How Important Is the Lottery to State Budgets?

The lottery is the most popular form of gambling in the United States, with Americans spending billions annually on tickets. But just how meaningful that revenue is to state budgets, and whether it’s worth the trade-off of people losing money, is a complicated question.

Lottery games take many forms, but they all involve a prize of some kind that’s assigned to participants in a random drawing. In most cases, players purchase tickets based on a sequence of numbers or other identifiers. The more of those numbers or identifiers match the ones that are drawn, the greater the winner’s prize. The odds of winning are typically low, but people continue to play because they believe that their luck will turn around.

Although some people have criticized the lottery’s reliance on chance, others have argued that it is a legitimate way to raise funds for public goods and services.
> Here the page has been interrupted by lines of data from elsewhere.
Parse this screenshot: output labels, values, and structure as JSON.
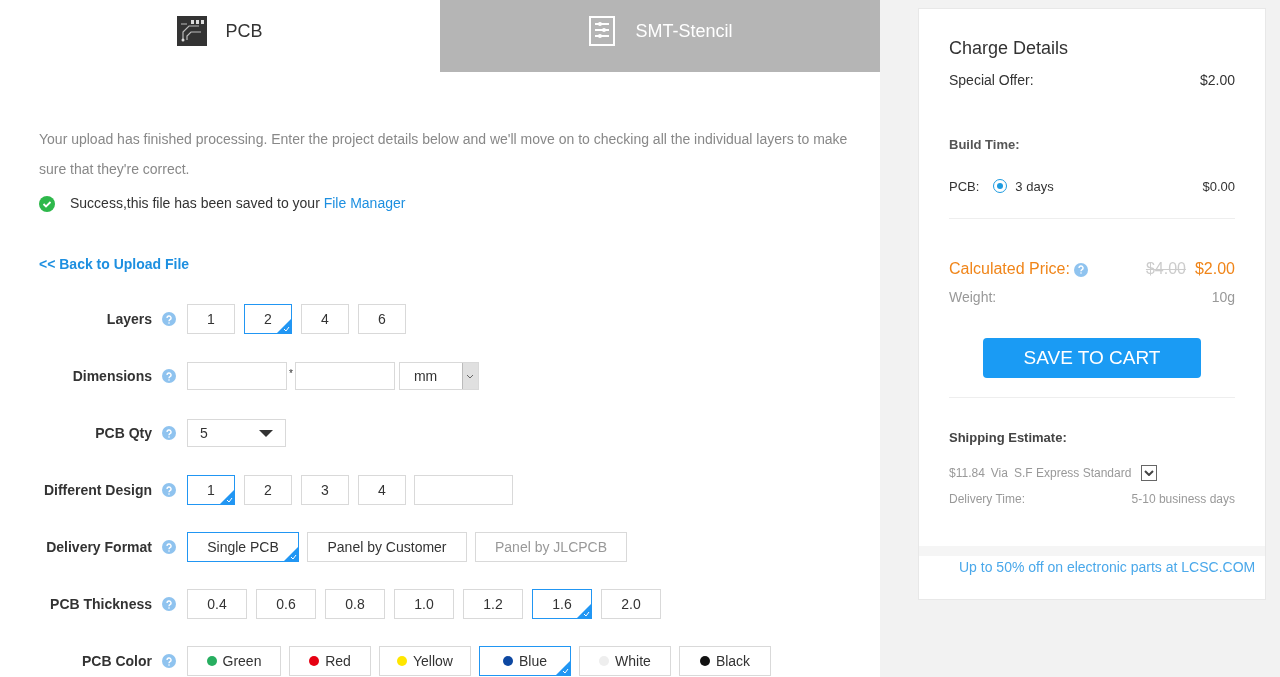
{
  "tabs": [
    {
      "label": "PCB",
      "selected": true
    },
    {
      "label": "SMT-Stencil",
      "selected": false
    }
  ],
  "intro": "Your upload has finished processing. Enter the project details below and we'll move on to checking all the individual layers to make sure that they're correct.",
  "success": {
    "text": "Success,this file has been saved to your",
    "link": "File Manager"
  },
  "back_link": "<< Back to Upload File",
  "fields": [
    {
      "label": "Layers",
      "kind": "buttons",
      "options": [
        {
          "label": "1",
          "selected": false,
          "disabled": false
        },
        {
          "label": "2",
          "selected": true,
          "disabled": false
        },
        {
          "label": "4",
          "selected": false,
          "disabled": false
        },
        {
          "label": "6",
          "selected": false,
          "disabled": false
        }
      ]
    },
    {
      "label": "Dimensions",
      "kind": "dimensions",
      "separator": "*",
      "unit": "mm"
    },
    {
      "label": "PCB Qty",
      "kind": "select",
      "value": "5"
    },
    {
      "label": "Different Design",
      "kind": "buttons",
      "extra_input": true,
      "options": [
        {
          "label": "1",
          "selected": true,
          "disabled": false
        },
        {
          "label": "2",
          "selected": false,
          "disabled": false
        },
        {
          "label": "3",
          "selected": false,
          "disabled": false
        },
        {
          "label": "4",
          "selected": false,
          "disabled": false
        }
      ]
    },
    {
      "label": "Delivery Format",
      "kind": "buttons",
      "options": [
        {
          "label": "Single PCB",
          "selected": true,
          "disabled": false
        },
        {
          "label": "Panel by Customer",
          "selected": false,
          "disabled": false
        },
        {
          "label": "Panel by JLCPCB",
          "selected": false,
          "disabled": true
        }
      ]
    },
    {
      "label": "PCB Thickness",
      "kind": "buttons",
      "options": [
        {
          "label": "0.4",
          "selected": false,
          "disabled": false
        },
        {
          "label": "0.6",
          "selected": false,
          "disabled": false
        },
        {
          "label": "0.8",
          "selected": false,
          "disabled": false
        },
        {
          "label": "1.0",
          "selected": false,
          "disabled": false
        },
        {
          "label": "1.2",
          "selected": false,
          "disabled": false
        },
        {
          "label": "1.6",
          "selected": true,
          "disabled": false
        },
        {
          "label": "2.0",
          "selected": false,
          "disabled": false
        }
      ]
    },
    {
      "label": "PCB Color",
      "kind": "colors",
      "options": [
        {
          "label": "Green",
          "selected": false,
          "disabled": false,
          "color": "#27ae60"
        },
        {
          "label": "Red",
          "selected": false,
          "disabled": false,
          "color": "#e60012"
        },
        {
          "label": "Yellow",
          "selected": false,
          "disabled": false,
          "color": "#ffe600"
        },
        {
          "label": "Blue",
          "selected": true,
          "disabled": false,
          "color": "#0d47a1"
        },
        {
          "label": "White",
          "selected": false,
          "disabled": false,
          "color": "#eeeeee"
        },
        {
          "label": "Black",
          "selected": false,
          "disabled": false,
          "color": "#111111"
        }
      ]
    }
  ],
  "charge": {
    "title": "Charge Details",
    "special_offer": {
      "label": "Special Offer:",
      "value": "$2.00"
    },
    "build_time": {
      "label": "Build Time:",
      "item": "PCB:",
      "option": "3 days",
      "selected": true,
      "value": "$0.00"
    },
    "calculated": {
      "label": "Calculated Price:",
      "old": "$4.00",
      "value": "$2.00"
    },
    "weight": {
      "label": "Weight:",
      "value": "10g"
    },
    "button": "SAVE TO CART",
    "shipping": {
      "label": "Shipping Estimate:",
      "price": "$11.84",
      "via": "Via",
      "method": "S.F Express Standard",
      "delivery_label": "Delivery Time:",
      "delivery_value": "5-10 business days"
    },
    "promo": "Up to 50% off on electronic parts at LCSC.COM"
  }
}
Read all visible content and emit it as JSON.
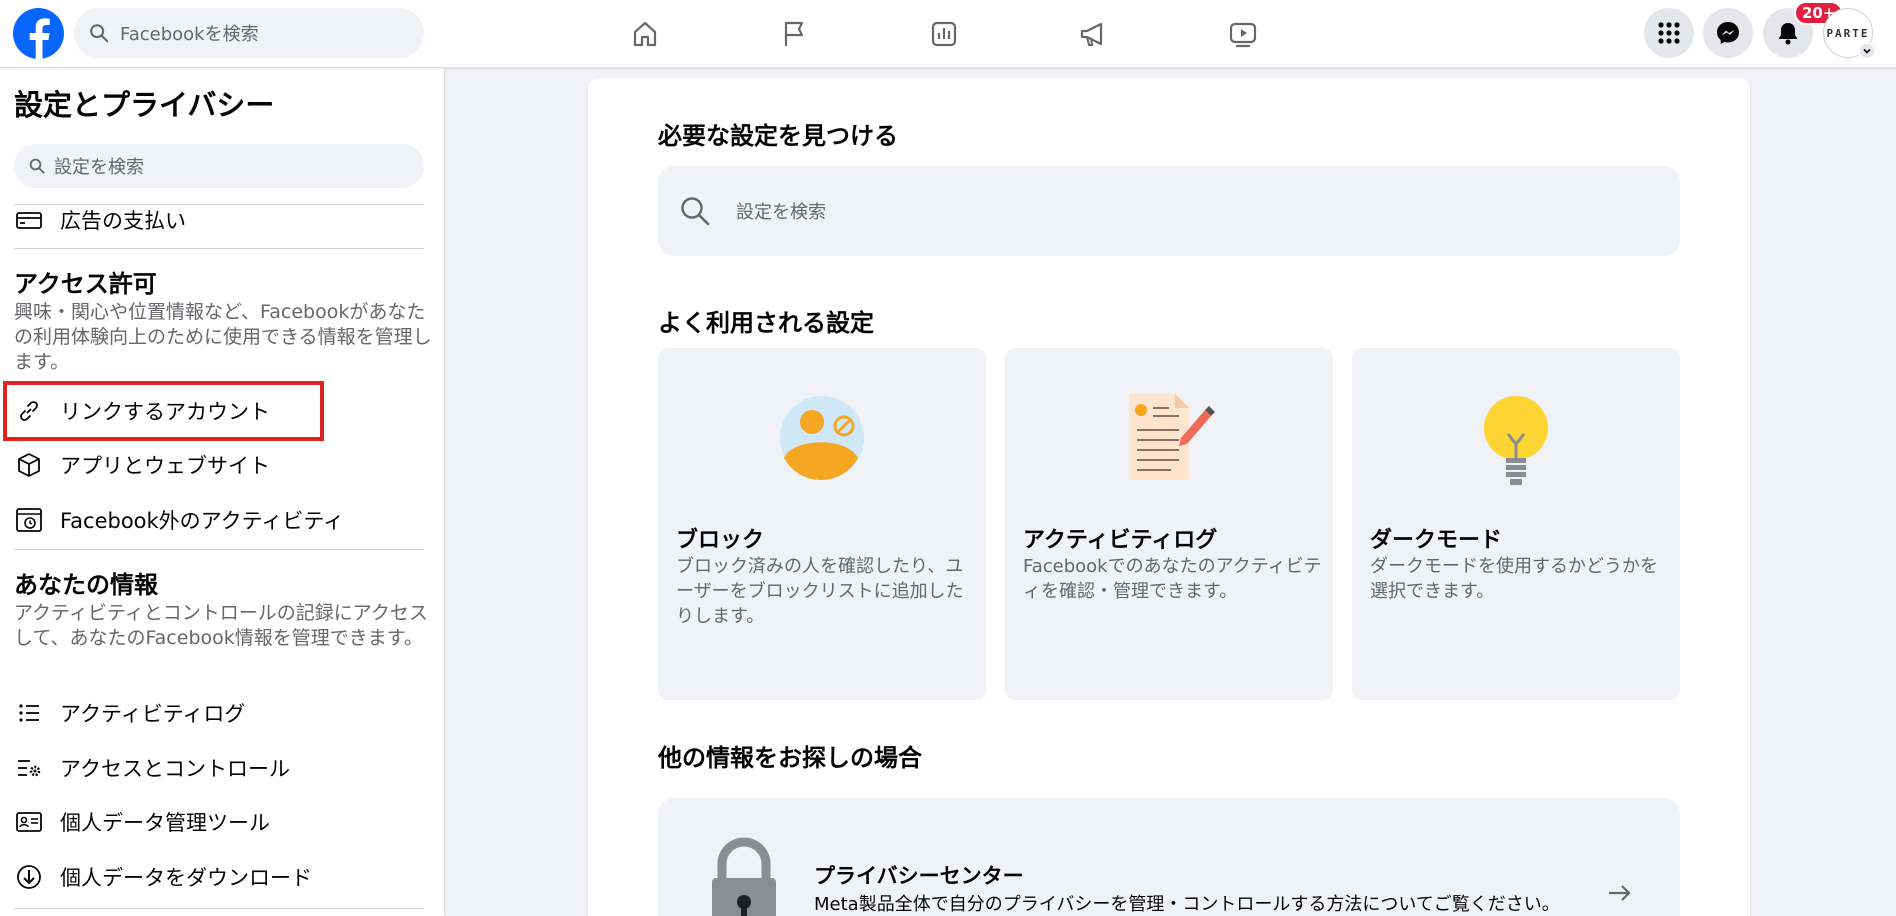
{
  "topbar": {
    "search_placeholder": "Facebookを検索",
    "notification_badge": "20+",
    "avatar_text": "PARTE"
  },
  "sidebar": {
    "title": "設定とプライバシー",
    "search_placeholder": "設定を検索",
    "ad_payments": "広告の支払い",
    "access": {
      "title": "アクセス許可",
      "description": "興味・関心や位置情報など、Facebookがあなたの利用体験向上のために使用できる情報を管理します。",
      "items": [
        {
          "label": "リンクするアカウント",
          "icon": "link-icon"
        },
        {
          "label": "アプリとウェブサイト",
          "icon": "box-icon"
        },
        {
          "label": "Facebook外のアクティビティ",
          "icon": "history-icon"
        }
      ]
    },
    "your_info": {
      "title": "あなたの情報",
      "description": "アクティビティとコントロールの記録にアクセスして、あなたのFacebook情報を管理できます。",
      "items": [
        {
          "label": "アクティビティログ",
          "icon": "list-icon"
        },
        {
          "label": "アクセスとコントロール",
          "icon": "list-gear-icon"
        },
        {
          "label": "個人データ管理ツール",
          "icon": "id-card-icon"
        },
        {
          "label": "個人データをダウンロード",
          "icon": "download-icon"
        }
      ]
    }
  },
  "main": {
    "find_title": "必要な設定を見つける",
    "search_placeholder": "設定を検索",
    "common_title": "よく利用される設定",
    "tiles": [
      {
        "title": "ブロック",
        "description": "ブロック済みの人を確認したり、ユーザーをブロックリストに追加したりします。"
      },
      {
        "title": "アクティビティログ",
        "description": "Facebookでのあなたのアクティビティを確認・管理できます。"
      },
      {
        "title": "ダークモード",
        "description": "ダークモードを使用するかどうかを選択できます。"
      }
    ],
    "other_title": "他の情報をお探しの場合",
    "privacy_center": {
      "title": "プライバシーセンター",
      "description": "Meta製品全体で自分のプライバシーを管理・コントロールする方法についてご覧ください。"
    }
  },
  "colors": {
    "brand_blue": "#0866ff",
    "highlight_red": "#e02424",
    "badge_red": "#e41e3f"
  }
}
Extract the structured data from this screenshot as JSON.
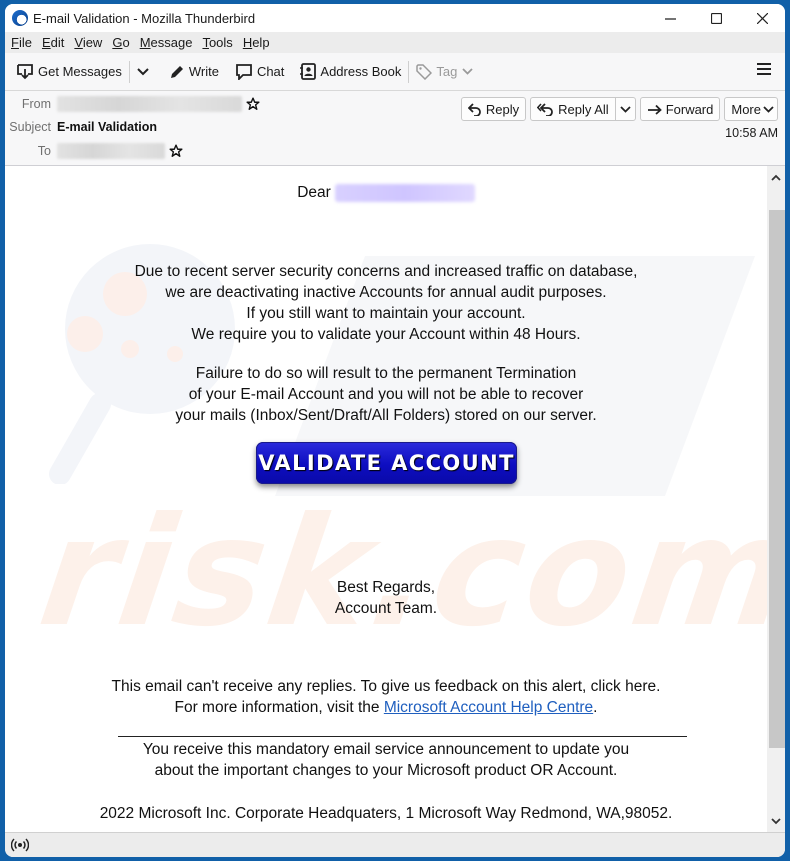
{
  "window": {
    "title": "E-mail Validation - Mozilla Thunderbird",
    "controls": {
      "minimize": "minimize-icon",
      "maximize": "maximize-icon",
      "close": "close-icon"
    }
  },
  "menubar": {
    "items": [
      {
        "label": "File",
        "accel": "F",
        "rest": "ile"
      },
      {
        "label": "Edit",
        "accel": "E",
        "rest": "dit"
      },
      {
        "label": "View",
        "accel": "V",
        "rest": "iew"
      },
      {
        "label": "Go",
        "accel": "G",
        "rest": "o"
      },
      {
        "label": "Message",
        "accel": "M",
        "rest": "essage"
      },
      {
        "label": "Tools",
        "accel": "T",
        "rest": "ools"
      },
      {
        "label": "Help",
        "accel": "H",
        "rest": "elp"
      }
    ]
  },
  "toolbar": {
    "get_messages": "Get Messages",
    "write": "Write",
    "chat": "Chat",
    "address_book": "Address Book",
    "tag": "Tag"
  },
  "header": {
    "from_label": "From",
    "subject_label": "Subject",
    "subject": "E-mail Validation",
    "to_label": "To",
    "time": "10:58 AM",
    "buttons": {
      "reply": "Reply",
      "reply_all": "Reply All",
      "forward": "Forward",
      "more": "More"
    }
  },
  "email": {
    "greeting": "Dear",
    "paragraph1": [
      "Due to recent server security concerns and increased traffic on database,",
      "we are deactivating inactive Accounts for annual audit purposes.",
      "If you still want to maintain your account.",
      "We require you to validate your Account within 48 Hours."
    ],
    "paragraph2": [
      "Failure to do so will result to the permanent Termination",
      "of your E-mail Account and you will not be able to recover",
      "your mails (Inbox/Sent/Draft/All Folders) stored on our server."
    ],
    "cta_label": "VALIDATE ACCOUNT",
    "signoff": [
      "Best Regards,",
      "Account Team."
    ],
    "footer_line1": "This email can't receive any replies. To give us feedback on this alert, click here.",
    "footer_line2_prefix": "For more information, visit the ",
    "footer_link": "Microsoft Account Help Centre",
    "footer_line2_suffix": ".",
    "notice": [
      "You receive this mandatory email service announcement to update you",
      "about the important changes to your Microsoft product OR Account."
    ],
    "address": "2022 Microsoft Inc. Corporate Headquaters, 1 Microsoft Way Redmond, WA,98052.",
    "watermark": "risk.com"
  },
  "colors": {
    "frame": "#1160a8",
    "cta_bg": "#0d0dc0",
    "link": "#1f5fbf"
  }
}
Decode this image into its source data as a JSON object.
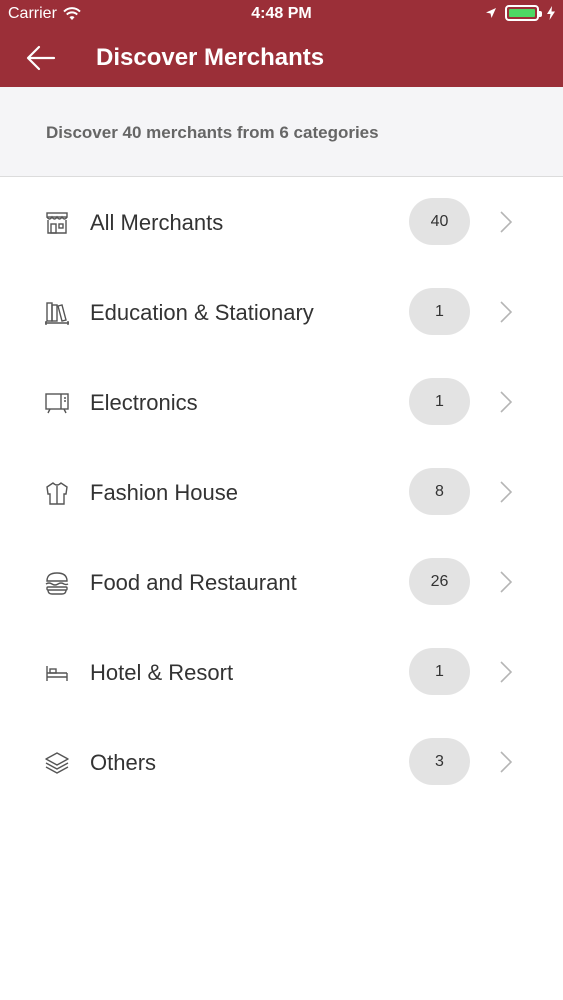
{
  "status": {
    "carrier": "Carrier",
    "time": "4:48 PM"
  },
  "header": {
    "title": "Discover Merchants"
  },
  "banner": {
    "text": "Discover 40 merchants from 6 categories"
  },
  "categories": [
    {
      "label": "All Merchants",
      "count": "40",
      "icon": "store-icon"
    },
    {
      "label": "Education & Stationary",
      "count": "1",
      "icon": "books-icon"
    },
    {
      "label": "Electronics",
      "count": "1",
      "icon": "tv-icon"
    },
    {
      "label": "Fashion House",
      "count": "8",
      "icon": "shirt-icon"
    },
    {
      "label": "Food and Restaurant",
      "count": "26",
      "icon": "burger-icon"
    },
    {
      "label": "Hotel & Resort",
      "count": "1",
      "icon": "bed-icon"
    },
    {
      "label": "Others",
      "count": "3",
      "icon": "layers-icon"
    }
  ],
  "colors": {
    "header": "#9b2f38",
    "banner": "#f5f5f7",
    "badge": "#e3e3e3",
    "battery": "#4cd964"
  }
}
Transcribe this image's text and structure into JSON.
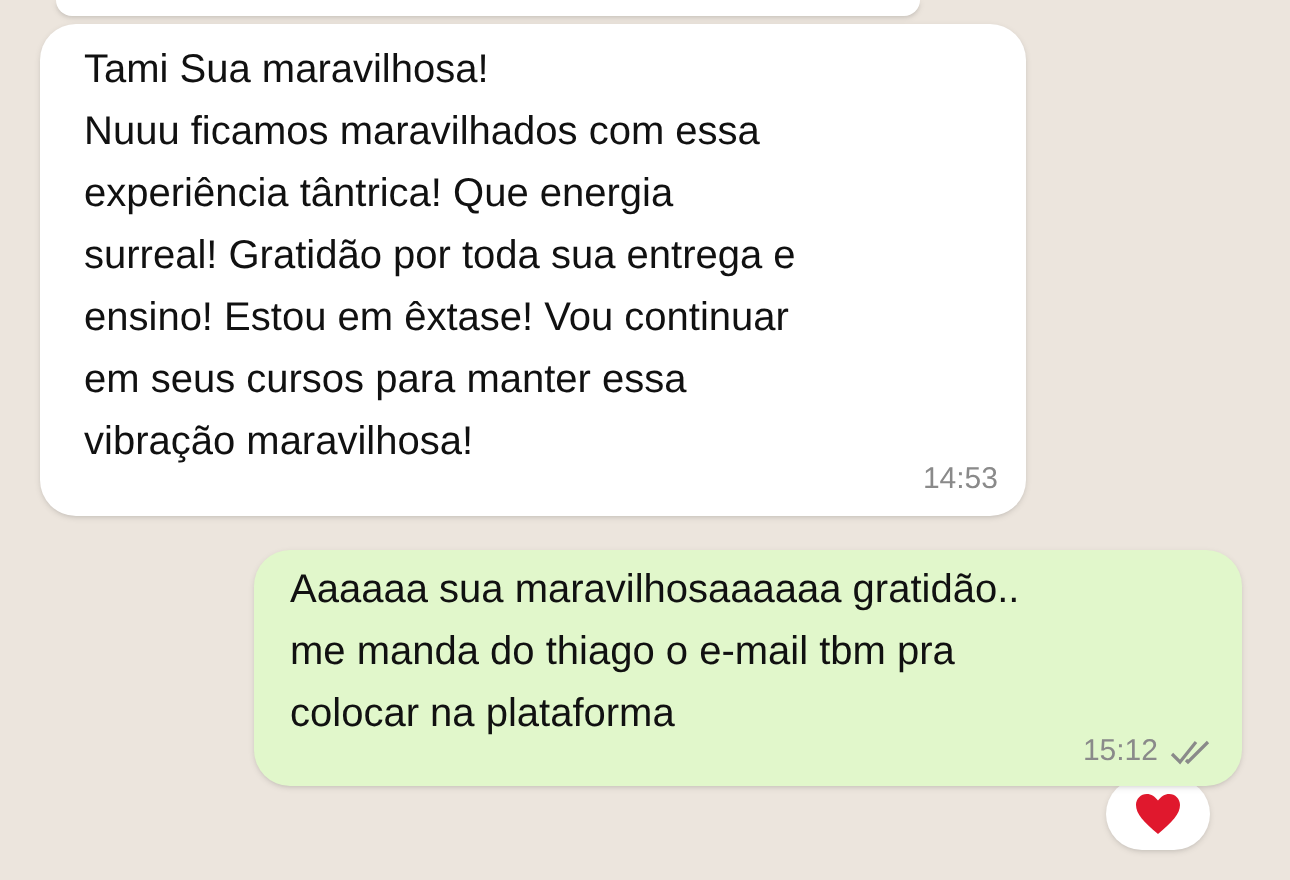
{
  "messages": [
    {
      "kind": "previous",
      "outgoing": false
    },
    {
      "kind": "text",
      "outgoing": false,
      "text": "Tami Sua maravilhosa!\nNuuu ficamos maravilhados com essa\nexperiência tântrica! Que energia\nsurreal! Gratidão por toda sua entrega e\nensino! Estou em êxtase! Vou continuar\nem seus cursos para manter essa\nvibração maravilhosa!",
      "time": "14:53"
    },
    {
      "kind": "text",
      "outgoing": true,
      "text": "Aaaaaa sua maravilhosaaaaaa gratidão..\nme manda do thiago o e-mail tbm pra\ncolocar na plataforma",
      "time": "15:12",
      "read": false,
      "reactions": [
        {
          "kind": "heart"
        }
      ]
    }
  ]
}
For instance, a city might hold a lottery to award parking spaces, or an employer might have a lottery to select new employees. Nevertheless, there are limits on how much governments should rely on this method of raising funds.

In the fifteenth century, the earliest state-sponsored lotteries were established in Europe, with the first English state lottery held in 1569. The word is likely from Middle Dutch loterie, meaning “action of drawing lots,” perhaps a calque on the earlier Middle English lotinge, meaning “divination by casting lots.” The games themselves were originally conducted for various purposes, including building town fortifications and providing charity to the poor, but eventually became a tool to raise public funds for specific institutions.

During the immediate post-World War II period, some states began to endorse state-sponsored lotteries as a way to fund their social safety nets without angering a tax-averse electorate. The argument went that if people were going to gamble anyway, the government might as well get in on the action and pocket the profits.

Lotteries quickly grew in popularity. The resulting money, which was a substantial portion of state budgets, helped cushion the blow of high unemployment and inflation. But that arrangement proved untenable, as the nation’s anti-tax revolt accelerated in the late twentieth century.

By the early 1980s, the growth of the lottery had slowed and revenues were declining. This was due largely to the growing competition from private casinos, video poker machines, and keno. It also reflected changes in demographics, with men and younger people playing the lottery more than women and older adults.

To boost revenues, the lottery industry introduced a series of innovations. Most recently, it has focused on scratch-off tickets, which have lower prizes and higher odds of winning than traditional lotteries. In addition, the industry has introduced new games to stimulate interest and keep participants coming back for more. In the future, the industry may experiment with different methods of distribution and other ways to improve results. In doing so, it will need to find a balance between large prizes and high ticket sales, which must be offset by the costs of operating and promoting the lottery.